Case Study 2: Let’s say Carol worked two hours of overtime last week, without approval from her manager. You don’t want to pay her because she didn’t get approval. But not paying an employee for any time worked – authorized or not – is not the answer. Instead, pay Carol for all time worked, but consider issuing a disciplinary action for her failure to follow your policy regarding obtaining advance approval for overtime.
See how having a good policy helps you here? Also, be mindful the correct overtime wage rate is not just based on Carol’s hourly wage.
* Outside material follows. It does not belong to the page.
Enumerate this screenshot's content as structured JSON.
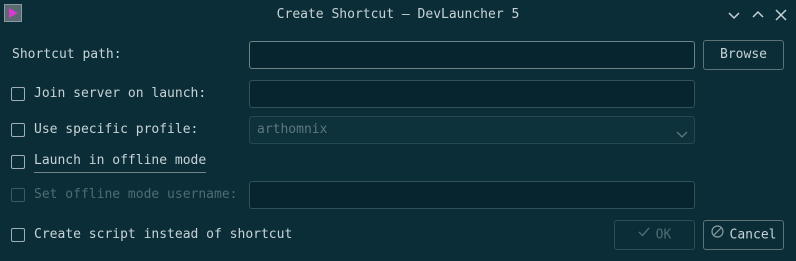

It should also include things like earned commissions and non-discretionary bonuses, but need not include monies paid as gifts, discretionary bonuses and shift premiums.
You also need to verify there are no improper deductions from an employee’s paycheck. Deductions required by law (like taxes) or for the benefit of the employee (like health insurance premiums) are fine, but problems arise if the cost of uniforms or tools drops an employee below minimum wage.
Finally, be wary of the “volunteering employee.” Let’s say you know Doug comes in early and stays late. But Doug doesn’t always write down the extra time he works. You don’t ask him to do it, but Doug loves your company and is happy to go the proverbial extra mile. He’d never sue you, right?
Employers are required to pay wages when an employee is suffered or permitted to work. (According to the Department of Labor, “’Suffer’ or ‘permit to work’ means that if an employer requires or allows employees to work they are employed and the time spent is probably hours worked.”)
So, even if Doug volunteers, you know he’s working and thus he should be compensated. And the fact he loves the company today doesn’t mean he won’t sue you tomorrow after he gets a bad review or needs some extra money.
Further, be wary of smartphones. They add an additional level of compensation complications because any significant time spent checking or responding to emails or messages is likely compensable.
3. Are You Keeping the Required Records?
Not only do you need to pay employees properly, you need to maintain records showing you did so. Time records should be accurate to at least the closest 15-minute interval, though exact recording of time is better. If you round any time worked, then that rounding shouldn’t always be in the employer’s favor.
I also recommend you retain your payroll records for at least three years, whether you do so electronically or in a hardcopy. Finally, make sure that posters regarding FLSA and other state and federal regulations are posted properly and updated regularly.
It is important to remember that state law can add additional requirements you also need to follow. State laws often set a higher minimum wage and dictate how often employees are paid, what deductions can be taken, and how to deal with payment of accrued vacation at an employee’s termination or resignation.
Performing internal classification audits may not be on your list of priorities, but you should assess your workforce on a regular basis to ensure your employee classifications remain accurate. It is particularly important to do an audit if you undergo any reorganization or when the FLSA regulations change significantly. And significant changes are coming soon.
The Department of Labor is currently updating the requirements for the executive, administrative and professional exemptions, which may roll out as soon as 2016. The DOL’s proposed rules suggest more than doubling the current required exempt salary threshold of $23,660, which will have enormous implications for employers. At minimum, you will need to evaluate and update job descriptions, time keeping systems, payroll records and policies.
While FLSA issues are complex, if you keep these considerations in mind you will be well on your way to ensuring FLSA compliance.